Prince-Bythewood: Starting with that story, knowing it’s a fight in a confined space, an airplane, the DP Tami Reiker and I didn’t want to give ourselves the crutch of having the walls being able to fly so we could put the cameras anywhere. We wanted the same confinement that the characters have. That would put us more into the fight. It wouldn’t take us out of it because suddenly we’re aware, thinking, ‘How can the camera be there? How can we be seeing it from there?’ I wanted to just be focused on the fight and what was going on in the scene.
Combemale: I’ve heard you talk about the importance of normalizing ‘warrior women.’ What does that mean and how did you follow that directive in your filming of The Old Guard?
Prince-Bythewood: I cannot tell you how important it is for women to be able to see themselves reflected in this way. It is not something that we are taught. It is in us. It’s absolutely in every woman, but it’s not developed as little girls, unless you’re in sports, or unless your father was like the dude from Kickass, who taught his daughter everything about fighting when she was little. It’s just not ingrained in us. Even more so, as girls, we don’t get to grow up and see movies and see ourselves as heroes the way boys do.
Combemale: I take it that you see The Old Guard, with its two women warrior leads, as a shift in scenario and dynamic…
Prince-Bythewood: So, it’s absolutely important that this shift continues, where we’re getting to see more female heroes up on the screen. For me, in shooting it, one of the most important things was that I never wanted the women, when they’re fighting, to be sexualized. It was not ever what the fights were about. I wanted people to marvel at their athleticism and skill, so that you’re just seeing warriors. It’s not something that suddenly becomes a sexy catfight. They’re not punching each other, when suddenly her shirt rips, and now we’re seeing side boob. I didn’t want any of that. Just focus on these women fighting, because that is what is within them, but also, these are two women who not only have the strength of a warrior, but they have the empathy.
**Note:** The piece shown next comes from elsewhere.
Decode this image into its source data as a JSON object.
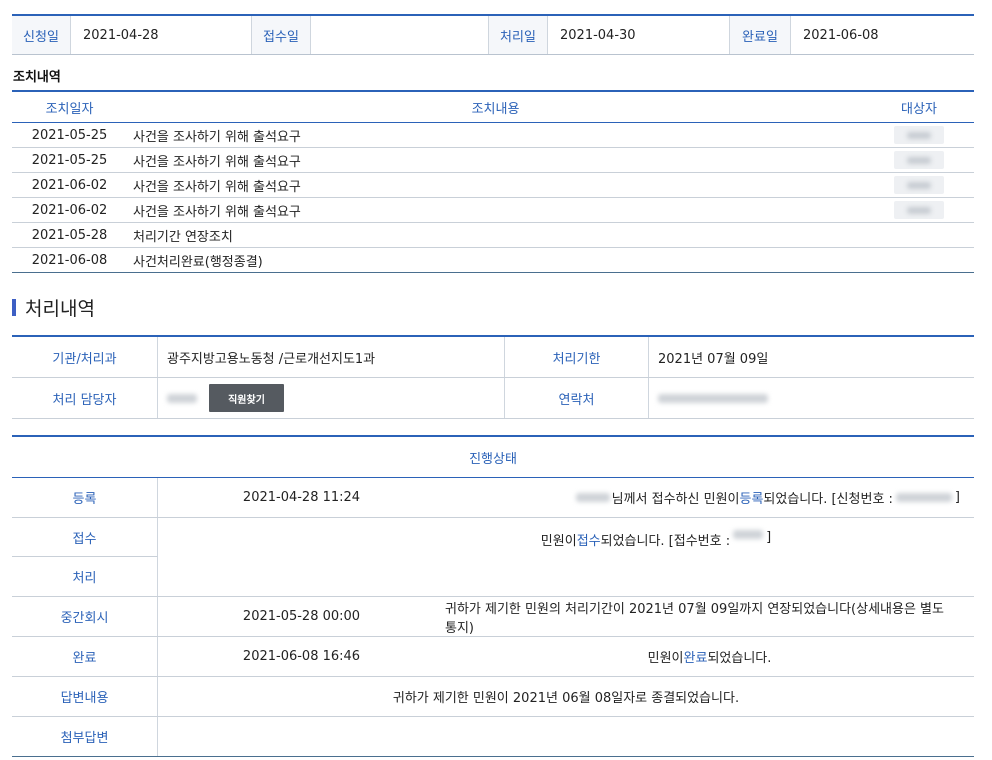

That’s what makes them badass, that vulnerability and strength.
EDITOR’S NOTE: The Old Guard is AWFJ’s Movie of the Week for July 10, 2020